Sprint CFO: Clearwire 'wasted' money early on
At an investor conference this morning, Sprint CFO Joe Euteneuer said WiMAX partner Clearwire had "wasted" money in its early years as a company.
"The bad news is a lot of money got wasted in the early years of Clearwire," Euteneuer said at Barclays Capital Global Communications, Media and Technology Conference in New York City on Tuesday.
Sprint, which holds a 54 percent stake in Clearwire, has repeatedly clashed with the WiMAX operator on issues from its retail strategy to funding.
Sprint, which sells Clearwire's WiMAX service under its own brand, is dependent on the operator for its 4G strategy. Clearwire, in turn, is heavily dependent on wholesale revenue from Sprint's smartphone subscribers and mobile broadband customers.
The two companies only recently settled a long-standing dispute over wholesale pricing for Sprint's smartphone customers.
Euteneuer, who has only been in his post at Sprint for seven weeks, said he questioned why it took Clearwire so long to resolve the pricing spat with Sprint.
"Being the outside guy looking in and seeing what was going on with Clearwire, it was amazing they were so off course and now leveraging one of their largest shareholders," Euteneuer said.
A Clearwire spokesman declined to respond directly to Euteneuer's remarks but said the company maintained a "strong and supportive relationship" with Sprint.
More than two-thirds of Clearwire's subscriber base comprises wholesale customers, the majority of which come from Sprint. Clearwire had 1.3 million retail customers and 4.8 million wholesale customers at the end of the first quarter.
Sprint and Clearwire settled their prolonged fight over wholesale pricing for Sprint's data-hungry smartphone users last month, just two weeks after Euteneuer, former finance chief at Qwest Communications, took his post.
Sprint agreed to pay more than $1 billion to Clearwire over the next 18 months for its customers' use of Clearwire's WiMAX network. Sprint also agreed to pay Clearwire $28 million in back payments.

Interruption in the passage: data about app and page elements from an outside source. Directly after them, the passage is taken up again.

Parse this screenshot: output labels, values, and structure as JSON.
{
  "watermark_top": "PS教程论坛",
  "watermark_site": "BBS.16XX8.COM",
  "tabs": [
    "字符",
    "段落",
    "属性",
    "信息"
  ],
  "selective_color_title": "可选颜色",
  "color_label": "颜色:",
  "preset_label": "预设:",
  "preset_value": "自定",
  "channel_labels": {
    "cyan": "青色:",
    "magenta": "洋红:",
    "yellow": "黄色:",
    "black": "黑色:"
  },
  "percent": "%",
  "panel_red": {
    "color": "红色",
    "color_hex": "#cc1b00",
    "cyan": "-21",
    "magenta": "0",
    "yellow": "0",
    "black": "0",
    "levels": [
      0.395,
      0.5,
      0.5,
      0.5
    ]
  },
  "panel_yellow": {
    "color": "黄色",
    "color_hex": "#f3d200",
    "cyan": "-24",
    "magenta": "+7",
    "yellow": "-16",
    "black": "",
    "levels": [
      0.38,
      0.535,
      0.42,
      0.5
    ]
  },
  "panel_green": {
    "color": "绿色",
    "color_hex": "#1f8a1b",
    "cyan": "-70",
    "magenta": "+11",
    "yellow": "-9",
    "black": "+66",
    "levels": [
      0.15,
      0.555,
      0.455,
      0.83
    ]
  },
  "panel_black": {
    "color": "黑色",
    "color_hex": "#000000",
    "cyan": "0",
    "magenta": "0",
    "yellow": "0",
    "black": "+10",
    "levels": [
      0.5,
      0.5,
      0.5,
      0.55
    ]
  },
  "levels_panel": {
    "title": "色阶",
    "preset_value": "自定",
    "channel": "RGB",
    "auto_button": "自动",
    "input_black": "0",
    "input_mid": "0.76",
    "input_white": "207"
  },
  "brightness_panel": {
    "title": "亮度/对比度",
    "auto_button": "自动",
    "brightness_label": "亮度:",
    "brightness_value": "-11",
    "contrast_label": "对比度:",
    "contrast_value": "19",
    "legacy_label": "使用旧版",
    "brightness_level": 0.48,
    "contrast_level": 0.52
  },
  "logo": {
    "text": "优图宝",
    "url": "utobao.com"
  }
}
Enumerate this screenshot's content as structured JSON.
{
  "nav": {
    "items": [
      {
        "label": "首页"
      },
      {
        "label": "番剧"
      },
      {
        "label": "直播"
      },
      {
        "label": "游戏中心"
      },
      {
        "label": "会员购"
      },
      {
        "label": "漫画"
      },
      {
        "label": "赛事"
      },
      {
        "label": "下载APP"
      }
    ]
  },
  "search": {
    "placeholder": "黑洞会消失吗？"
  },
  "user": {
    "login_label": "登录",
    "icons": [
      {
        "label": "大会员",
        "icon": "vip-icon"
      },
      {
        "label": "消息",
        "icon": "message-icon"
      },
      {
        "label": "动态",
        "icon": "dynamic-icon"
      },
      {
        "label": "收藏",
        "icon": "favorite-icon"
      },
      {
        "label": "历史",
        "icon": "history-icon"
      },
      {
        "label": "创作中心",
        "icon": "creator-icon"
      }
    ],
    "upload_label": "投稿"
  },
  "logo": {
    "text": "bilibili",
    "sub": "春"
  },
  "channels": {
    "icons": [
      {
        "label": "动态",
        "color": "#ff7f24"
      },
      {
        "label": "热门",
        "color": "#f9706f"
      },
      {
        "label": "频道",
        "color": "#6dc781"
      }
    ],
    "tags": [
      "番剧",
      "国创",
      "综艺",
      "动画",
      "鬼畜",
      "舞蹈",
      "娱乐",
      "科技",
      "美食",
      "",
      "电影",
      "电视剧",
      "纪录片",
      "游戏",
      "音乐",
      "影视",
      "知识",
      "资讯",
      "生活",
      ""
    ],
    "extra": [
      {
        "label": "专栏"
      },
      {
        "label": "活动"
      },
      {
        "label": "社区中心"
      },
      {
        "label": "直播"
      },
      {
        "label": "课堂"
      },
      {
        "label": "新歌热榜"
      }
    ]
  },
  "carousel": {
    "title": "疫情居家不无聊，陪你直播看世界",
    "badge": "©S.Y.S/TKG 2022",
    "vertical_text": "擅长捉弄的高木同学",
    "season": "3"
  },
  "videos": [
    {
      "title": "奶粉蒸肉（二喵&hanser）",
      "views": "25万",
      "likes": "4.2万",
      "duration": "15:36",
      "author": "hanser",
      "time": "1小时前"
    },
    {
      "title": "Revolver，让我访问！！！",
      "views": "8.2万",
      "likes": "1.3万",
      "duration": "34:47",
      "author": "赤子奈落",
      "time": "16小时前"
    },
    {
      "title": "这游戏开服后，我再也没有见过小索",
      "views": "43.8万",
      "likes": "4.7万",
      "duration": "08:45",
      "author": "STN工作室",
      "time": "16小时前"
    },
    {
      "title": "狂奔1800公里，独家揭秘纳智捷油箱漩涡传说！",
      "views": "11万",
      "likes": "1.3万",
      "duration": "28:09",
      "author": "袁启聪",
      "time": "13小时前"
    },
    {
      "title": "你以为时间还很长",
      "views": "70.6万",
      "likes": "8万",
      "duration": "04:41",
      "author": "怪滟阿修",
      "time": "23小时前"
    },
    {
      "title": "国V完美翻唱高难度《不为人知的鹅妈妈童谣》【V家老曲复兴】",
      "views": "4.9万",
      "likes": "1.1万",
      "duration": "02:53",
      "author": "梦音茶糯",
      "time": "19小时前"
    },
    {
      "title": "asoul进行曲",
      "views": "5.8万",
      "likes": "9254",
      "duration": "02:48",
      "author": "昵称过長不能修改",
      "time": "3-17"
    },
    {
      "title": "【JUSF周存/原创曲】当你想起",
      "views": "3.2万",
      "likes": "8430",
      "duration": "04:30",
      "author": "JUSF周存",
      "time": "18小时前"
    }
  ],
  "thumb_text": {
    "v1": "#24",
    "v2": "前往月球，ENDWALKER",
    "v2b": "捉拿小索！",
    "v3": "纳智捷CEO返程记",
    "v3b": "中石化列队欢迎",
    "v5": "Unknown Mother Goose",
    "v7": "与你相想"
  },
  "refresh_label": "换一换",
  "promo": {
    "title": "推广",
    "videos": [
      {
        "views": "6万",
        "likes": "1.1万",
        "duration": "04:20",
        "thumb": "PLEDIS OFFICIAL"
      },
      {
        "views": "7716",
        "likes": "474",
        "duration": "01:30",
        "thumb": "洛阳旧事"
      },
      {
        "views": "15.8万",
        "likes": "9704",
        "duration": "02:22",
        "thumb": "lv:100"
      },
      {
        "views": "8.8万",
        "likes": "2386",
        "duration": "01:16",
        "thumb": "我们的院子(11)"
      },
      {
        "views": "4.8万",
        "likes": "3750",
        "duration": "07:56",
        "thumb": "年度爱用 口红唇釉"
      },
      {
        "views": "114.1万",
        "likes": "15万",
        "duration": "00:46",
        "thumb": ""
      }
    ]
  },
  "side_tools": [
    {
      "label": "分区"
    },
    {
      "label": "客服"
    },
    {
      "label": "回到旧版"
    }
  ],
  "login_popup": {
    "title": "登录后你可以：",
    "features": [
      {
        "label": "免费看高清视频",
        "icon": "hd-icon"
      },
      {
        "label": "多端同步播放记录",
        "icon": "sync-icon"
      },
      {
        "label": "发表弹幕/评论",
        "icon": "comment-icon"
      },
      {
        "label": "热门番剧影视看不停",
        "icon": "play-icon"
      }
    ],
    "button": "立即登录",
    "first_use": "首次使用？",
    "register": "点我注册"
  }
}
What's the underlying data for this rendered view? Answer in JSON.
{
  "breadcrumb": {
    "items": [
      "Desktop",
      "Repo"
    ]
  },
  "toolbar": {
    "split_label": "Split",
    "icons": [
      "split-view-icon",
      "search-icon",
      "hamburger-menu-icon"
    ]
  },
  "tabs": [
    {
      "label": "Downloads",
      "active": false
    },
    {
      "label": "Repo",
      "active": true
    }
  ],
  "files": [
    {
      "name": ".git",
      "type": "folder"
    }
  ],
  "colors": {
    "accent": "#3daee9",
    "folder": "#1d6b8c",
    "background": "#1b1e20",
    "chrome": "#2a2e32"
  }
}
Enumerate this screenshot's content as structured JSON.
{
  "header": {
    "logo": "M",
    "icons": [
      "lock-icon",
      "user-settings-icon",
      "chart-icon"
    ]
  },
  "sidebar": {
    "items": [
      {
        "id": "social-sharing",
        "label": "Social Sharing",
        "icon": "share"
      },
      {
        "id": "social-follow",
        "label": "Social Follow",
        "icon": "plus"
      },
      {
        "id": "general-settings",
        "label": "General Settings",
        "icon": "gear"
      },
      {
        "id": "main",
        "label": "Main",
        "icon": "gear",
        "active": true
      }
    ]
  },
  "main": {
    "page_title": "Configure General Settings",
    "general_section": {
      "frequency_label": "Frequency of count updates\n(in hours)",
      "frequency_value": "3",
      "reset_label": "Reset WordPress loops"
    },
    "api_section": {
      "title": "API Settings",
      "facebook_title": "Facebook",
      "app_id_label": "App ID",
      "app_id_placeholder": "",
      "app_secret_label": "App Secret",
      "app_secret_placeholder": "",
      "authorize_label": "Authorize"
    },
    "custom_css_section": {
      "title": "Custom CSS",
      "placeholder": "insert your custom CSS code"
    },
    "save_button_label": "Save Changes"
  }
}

The influx of cash should help Clearwire address its precarious financial position. Clearwire burned through capital to build out its WiMAX network and hasn't managed to keep revenue in pace with expenses, despite steady growth in its customer base. Clearwire's net loss more than doubled in the first quarter to $267 million, compared with a net loss of $94.1 million during the same period last year.
The company has laid off about a thousand employees, scaled back on its more costly brick-and-mortar stores in favor of online sales, indefinitely delayed plans for a Clear-branded smartphone and limited the expansion of its WiMAX network to markets where it has to deploy to retain its spectrum licenses.
Clearwire's cash conservation efforts will allow it to function for the next year without additional funding, allowing it to shelve plans to sell off surplus spectrum to finance its business.
Meanwhile, Sprint is grappling with its own financial problems. The company is working to stem losses, retain customers amid competition from the iPhone at AT&T and Verizon Wireless, and it is spending up to $5 billion to upgrade its aging legacy network with new equipment and a CDMA-based push-to-talk service.
Euteneuer was optimistic about Sprint's financial future, saying the company is "out of survival mode" and is in a "transition mode to sustainability."
The company also has "a number of tests going on in different markets" to reduce churn, Euteneuer said, but he did not elaborate on Sprint's plans.